(Website and app data records)

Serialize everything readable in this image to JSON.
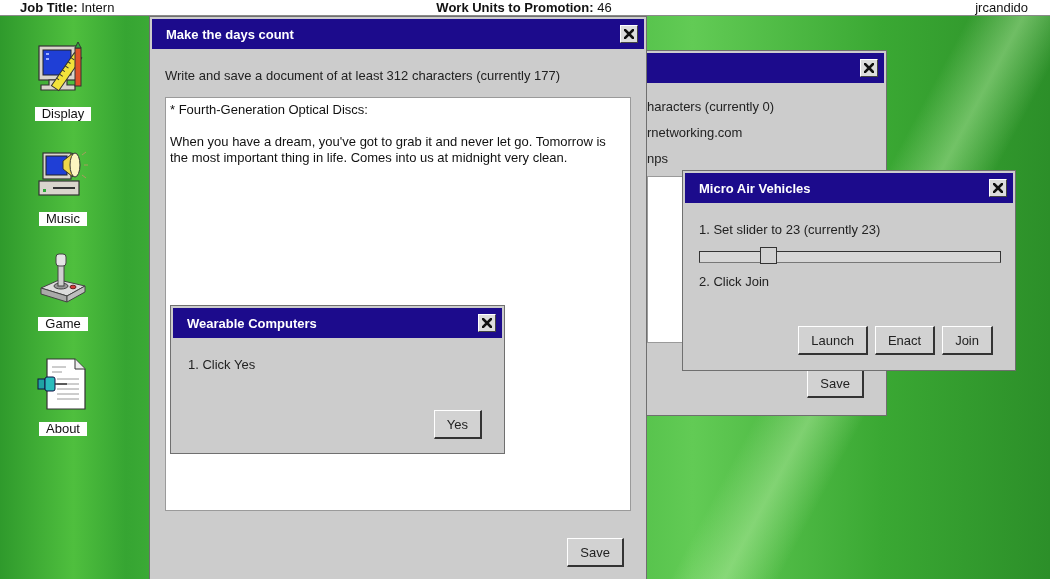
{
  "top_bar": {
    "job_title": "**Job Title:** Intern",
    "promotion": "**Work Units to Promotion:** 46",
    "username": "jrcandido"
  },
  "desktop_icons": [
    {
      "label": "Display",
      "kind": "display"
    },
    {
      "label": "Music",
      "kind": "music"
    },
    {
      "label": "Game",
      "kind": "game"
    },
    {
      "label": "About",
      "kind": "about"
    }
  ],
  "windows": [
    {
      "parts": [
        {
          "kind": "text",
          "text": "haracters (currently 0)"
        },
        {
          "kind": "text",
          "text": "rnetworking.com"
        },
        {
          "kind": "text",
          "text": "nps"
        },
        {
          "kind": "text_area"
        }
      ],
      "buttons": [
        "Save"
      ]
    },
    {
      "title": "Make the days count",
      "parts": [
        {
          "kind": "text",
          "text": "Write and save a document of at least 312 characters (currently 177)"
        },
        {
          "kind": "text_area",
          "value": "* Fourth-Generation Optical Discs:\n\nWhen you have a dream, you've got to grab it and never let go. Tomorrow is the most important thing in life. Comes into us at midnight very clean."
        }
      ],
      "buttons": [
        "Save"
      ]
    },
    {
      "title": "Wearable Computers",
      "parts": [
        {
          "kind": "text",
          "text": "1. Click Yes"
        }
      ],
      "buttons": [
        "Yes"
      ]
    },
    {
      "title": "Micro Air Vehicles",
      "parts": [
        {
          "kind": "text",
          "text": "1. Set slider to 23 (currently 23)"
        },
        {
          "kind": "slider",
          "level": 0.23
        },
        {
          "kind": "text",
          "text": "2. Click Join"
        }
      ],
      "buttons": [
        "Launch",
        "Enact",
        "Join"
      ]
    }
  ]
}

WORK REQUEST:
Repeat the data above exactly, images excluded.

ANSWER SPACE:
Serialize everything readable in this image to JSON.
{
  "top_bar": {
    "job_title": "**Job Title:** Intern",
    "promotion": "**Work Units to Promotion:** 46",
    "username": "jrcandido"
  },
  "desktop_icons": [
    {
      "label": "Display",
      "kind": "display"
    },
    {
      "label": "Music",
      "kind": "music"
    },
    {
      "label": "Game",
      "kind": "game"
    },
    {
      "label": "About",
      "kind": "about"
    }
  ],
  "windows": [
    {
      "parts": [
        {
          "kind": "text",
          "text": "haracters (currently 0)"
        },
        {
          "kind": "text",
          "text": "rnetworking.com"
        },
        {
          "kind": "text",
          "text": "nps"
        },
        {
          "kind": "text_area"
        }
      ],
      "buttons": [
        "Save"
      ]
    },
    {
      "title": "Make the days count",
      "parts": [
        {
          "kind": "text",
          "text": "Write and save a document of at least 312 characters (currently 177)"
        },
        {
          "kind": "text_area",
          "value": "* Fourth-Generation Optical Discs:\n\nWhen you have a dream, you've got to grab it and never let go. Tomorrow is the most important thing in life. Comes into us at midnight very clean."
        }
      ],
      "buttons": [
        "Save"
      ]
    },
    {
      "title": "Wearable Computers",
      "parts": [
        {
          "kind": "text",
          "text": "1. Click Yes"
        }
      ],
      "buttons": [
        "Yes"
      ]
    },
    {
      "title": "Micro Air Vehicles",
      "parts": [
        {
          "kind": "text",
          "text": "1. Set slider to 23 (currently 23)"
        },
        {
          "kind": "slider",
          "level": 0.23
        },
        {
          "kind": "text",
          "text": "2. Click Join"
        }
      ],
      "buttons": [
        "Launch",
        "Enact",
        "Join"
      ]
    }
  ]
}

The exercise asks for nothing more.